AFib ablation strategies for ‘normal’ hearts also work for CHD survivors

Atrial fibrillation (AFib) ablation techniques used on individuals without cardiac abnormalities can be safely applied to adults with congenital heart disease (CHD), according to a new study in JACC: Clinical Electrophysiology. But in many cases, multiple ablation procedures are needed to boost the chances of arrhythmia-free survival.

Christian Sohns, MD, with Heart Center Bremen in Germany, and colleagues studied outcomes from 57 consecutive adults with CHD who developed AFib and were resistant to antiarrhythmic drugs. After a median of 41 months of follow-up, estimates for arrhythmia-free survival at one and five years post-ablation were 63 percent and 22 percent, respectively. However, after subsequent ablation procedures, those estimates significantly improved to 99 percent at one year and 83 percent at five years.
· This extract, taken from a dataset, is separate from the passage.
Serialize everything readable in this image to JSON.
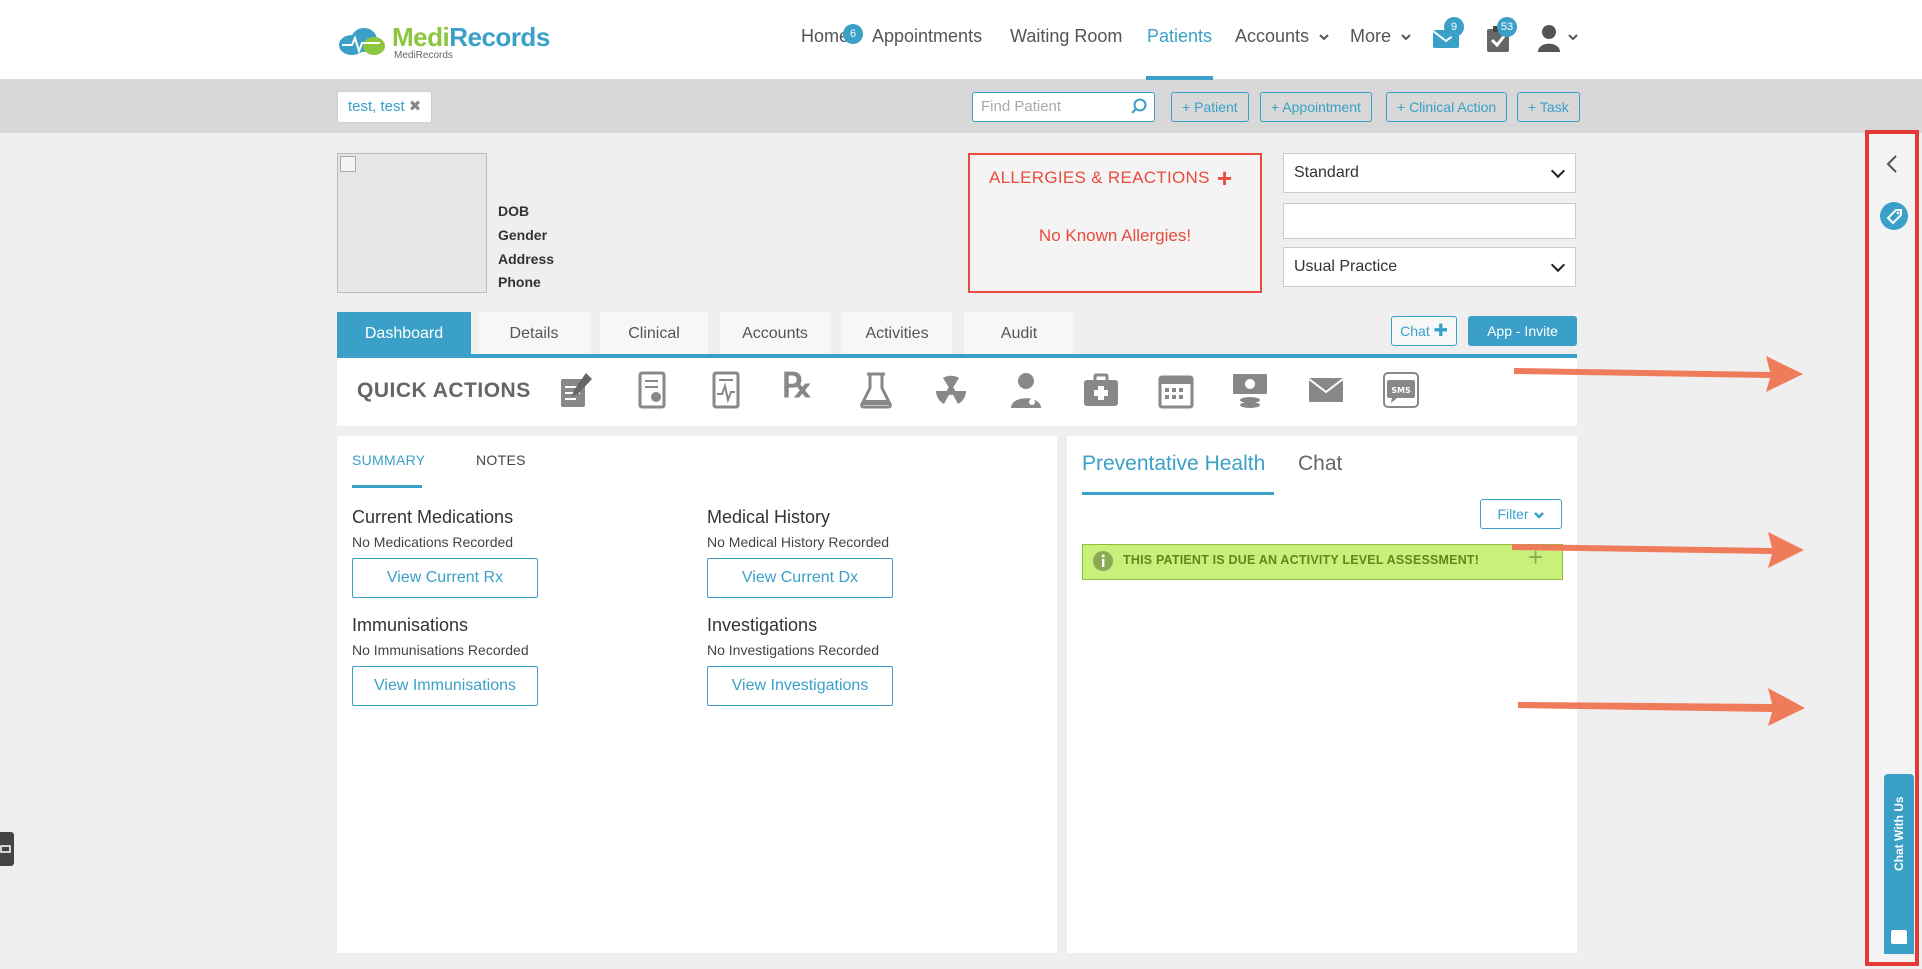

“AFib ablation strategies established in patients with structurally normal hearts can be transferred to the inhomogeneous ACHD (adults with congenital heart disease) population and can achieve remarkable mid- to long-term results,” Sohns et al. wrote. “Different types of congenital cardiac malformations with variant heterogeneous and individual arrhythmogenic pre-conditions may account for the trend toward a higher reablation rate. AFib ablation in ACHD might be considered as a therapeutic cornerstone and bears the potential to slow down the progression of the underlying CHD and the resulting symptoms.”

The authors suggested AFib ablation procedures for this challenging population should be reserved for centers with highly specialized teams experienced in treating adults with CHD. They pointed out that population is growing due to improvements in pediatric cardiac surgery and intensive care.
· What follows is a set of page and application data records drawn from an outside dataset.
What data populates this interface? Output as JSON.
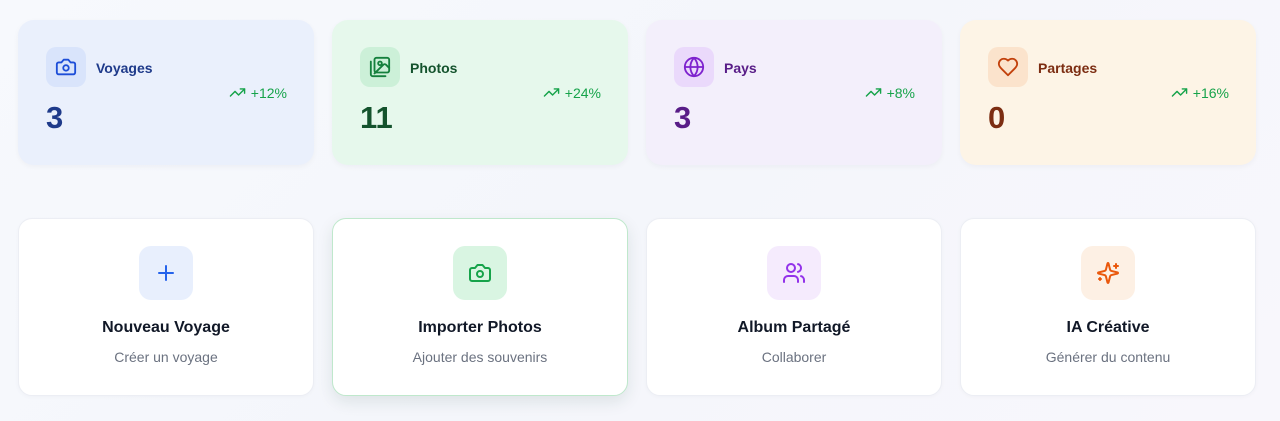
{
  "stats": [
    {
      "label": "Voyages",
      "value": "3",
      "trend": "+12%",
      "icon": "camera-icon",
      "bg": "#eaf0fc",
      "icon_bg": "#d9e4fb",
      "accent": "#1e3a8a",
      "icon_color": "#1d4ed8"
    },
    {
      "label": "Photos",
      "value": "11",
      "trend": "+24%",
      "icon": "image-gallery-icon",
      "bg": "#e6f8ec",
      "icon_bg": "#ccf0d8",
      "accent": "#14532d",
      "icon_color": "#15803d"
    },
    {
      "label": "Pays",
      "value": "3",
      "trend": "+8%",
      "icon": "globe-icon",
      "bg": "#f3effb",
      "icon_bg": "#ead9fb",
      "accent": "#581c87",
      "icon_color": "#7e22ce"
    },
    {
      "label": "Partages",
      "value": "0",
      "trend": "+16%",
      "icon": "heart-icon",
      "bg": "#fdf4e6",
      "icon_bg": "#fbe3cc",
      "accent": "#7c2d12",
      "icon_color": "#c2410c"
    }
  ],
  "actions": [
    {
      "title": "Nouveau Voyage",
      "subtitle": "Créer un voyage",
      "icon": "plus-icon",
      "icon_bg": "#e8effd",
      "icon_color": "#2563eb"
    },
    {
      "title": "Importer Photos",
      "subtitle": "Ajouter des souvenirs",
      "icon": "camera-icon",
      "icon_bg": "#d9f5e2",
      "icon_color": "#16a34a"
    },
    {
      "title": "Album Partagé",
      "subtitle": "Collaborer",
      "icon": "users-icon",
      "icon_bg": "#f5ebfd",
      "icon_color": "#9333ea"
    },
    {
      "title": "IA Créative",
      "subtitle": "Générer du contenu",
      "icon": "sparkles-icon",
      "icon_bg": "#fdf0e4",
      "icon_color": "#ea580c"
    }
  ],
  "trend_color": "#16a34a"
}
“The presence or development of AFib is one of the consequences to be ‘paid’ for this pleasant process and our data demonstrate that AFib ablation in ACHD is safe and effective,” Sohns and coauthors wrote.

Even though the study is the largest of its kind, the researchers acknowledged their patient numbers were relatively low. They also couldn’t guarantee their process of periodic Holter monitoring and clinical evaluation captured every AFib episode during follow-up, leaving open the possibility that arrhythmias were underestimated.